The Virtual Jock
AN ELECTRONIC ALL-STAR
When your parents told you that playing video games would never lead to anything, they should have hedged their warning: video games won't lead to anything unless you're really, really good at them. Johnathan Wendel, better known on the Internet by his gaming handle, Fatal1ty (note the 1 for extra cybercred), is that good. He's so good that at 22 he is among the first people in the history of civilization to make a living as a professional video-game player.
Wendel grew up in Kansas City, Mo., where he was nothing like the quintessentially nerdy mouse jockey you're probably picturing. He was actually kind of a jock: he played baseball, football, golf, hockey, tennis, whatever. But it was in video games that he stood out. "When I was 12 to 15 years old, I went to arcades a lot and played Mortal Kombat 2 religiously," he says. "I used to bet against other guys who thought they were the big dogs, and I usually took home about $50 a night.

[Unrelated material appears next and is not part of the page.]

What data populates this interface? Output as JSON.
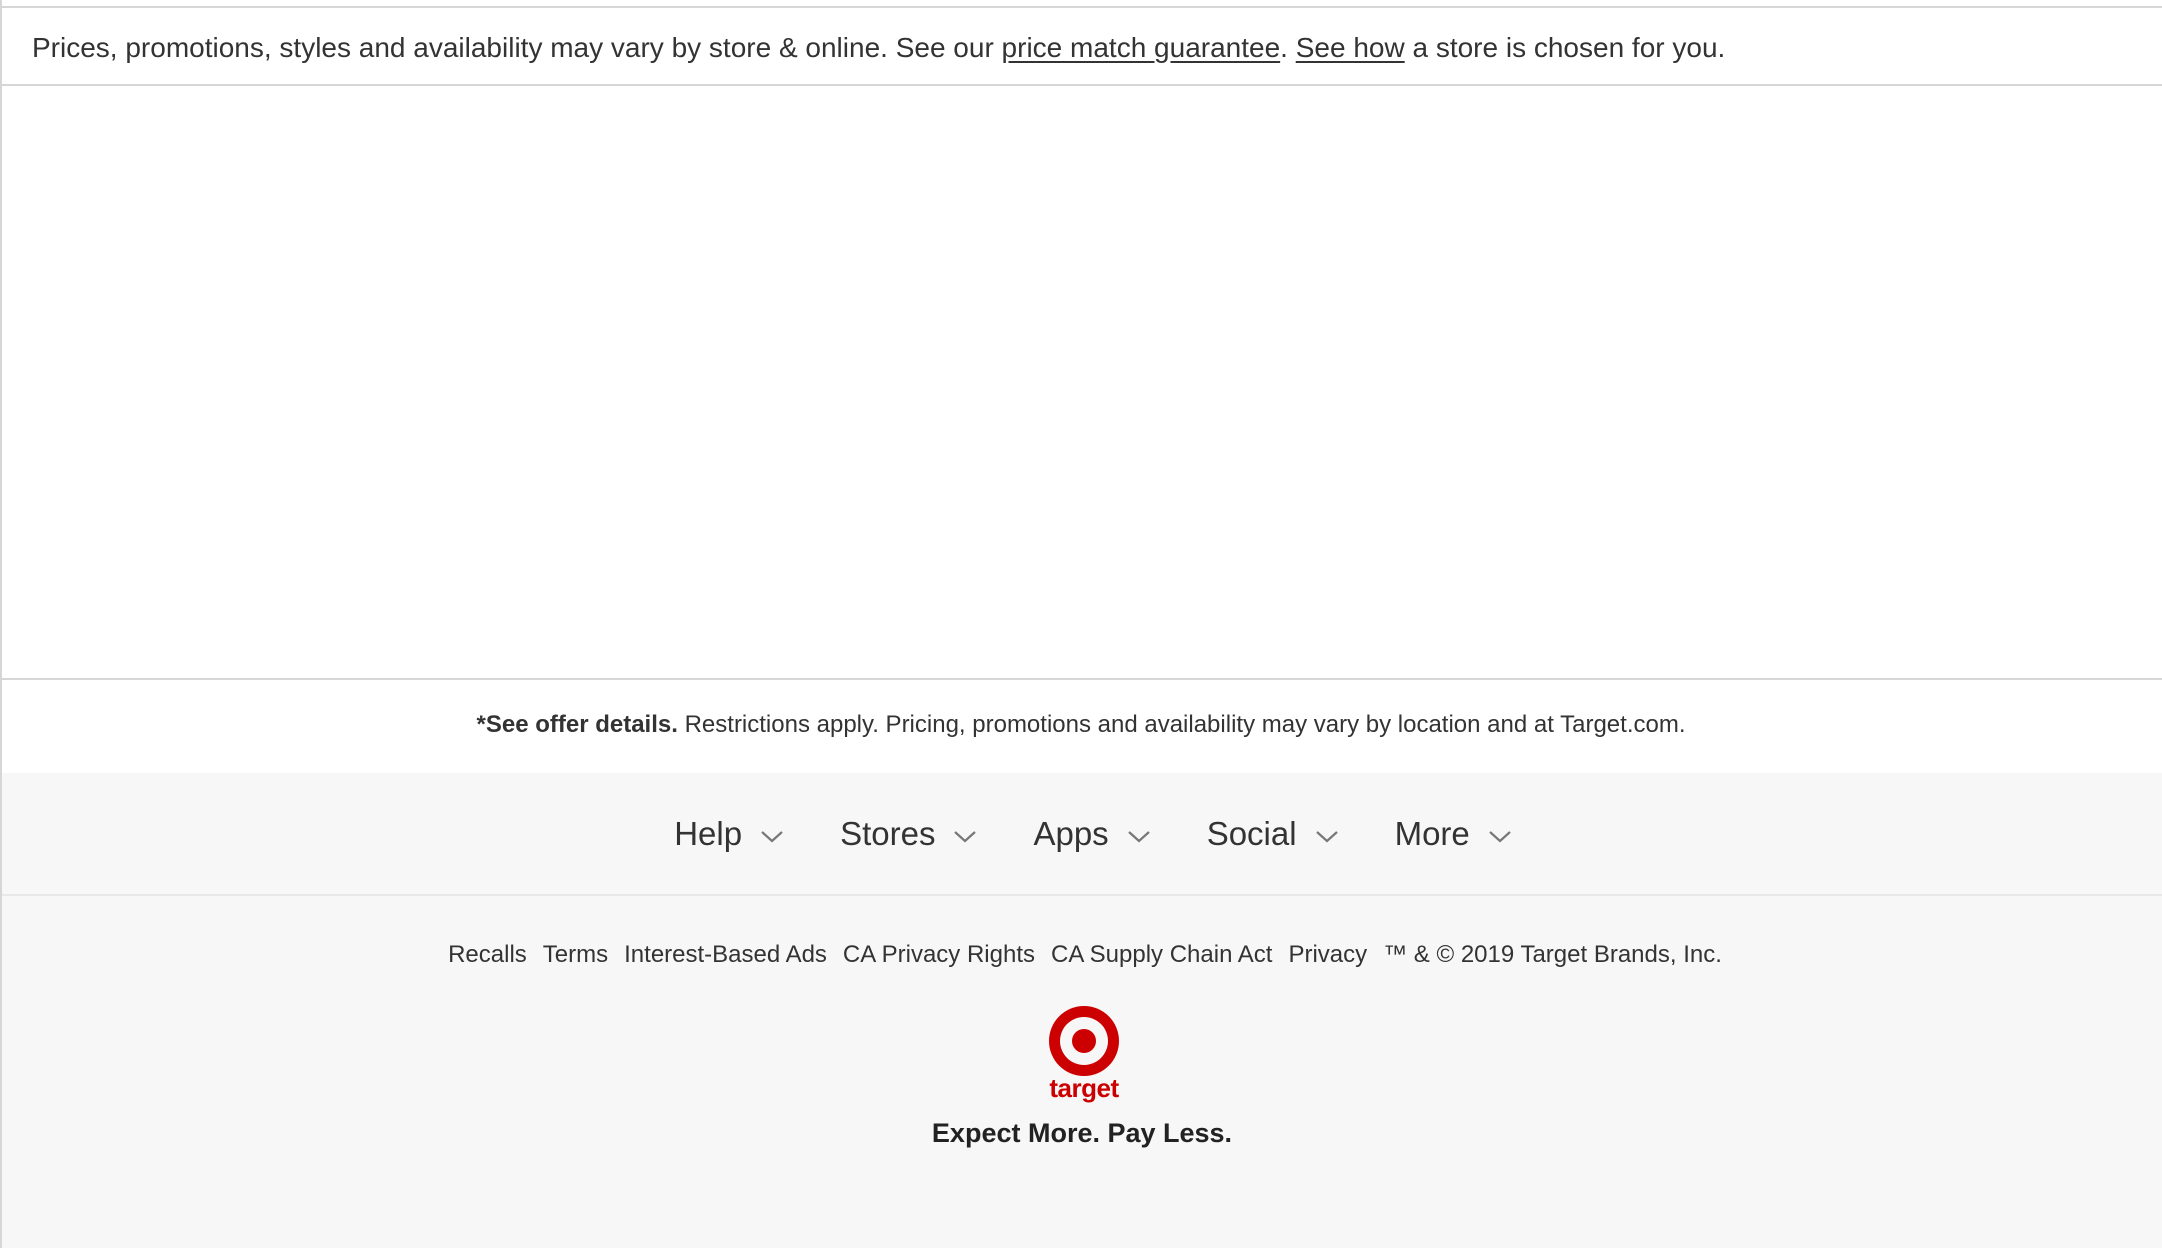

For a 13-year-old, that's a lot of money."
When Fatal1ty got involved with Quake, an ultraviolent action game you can play online, his price tag got bigger. Quake had an active, organized Internet community that held real-world tournaments. By 1999, when Wendel was 18, he was splitting his time among gaming, attending school and waiting tables. Wendel's parents weren't quite as excited about his career as he was--"I think I spent most of my teenage life grounded from the computer," he says--but he convinced them the old-fashioned way: with cold cash. When he placed third at a major tournament in Dallas, he went home, slapped a check on the table and said, "I won $4,000 playing a video game!" Since then, Wendel has been world champion of the Cyberathlete Professional League (CPL)--the gamer's equivalent of the NBA--three times. Over the next three months, he'll play in tournaments in Brazil, Britain, Sweden, Germany, France and Finland, and all over the U.S. and Asia. Outfits like the CPL are bent on becoming big-time spectator-sports leagues like the NFL or the NBA. After all, Wendel says, football and basketball "used to be just games too. But now they're a way of life." --By Lev Grossman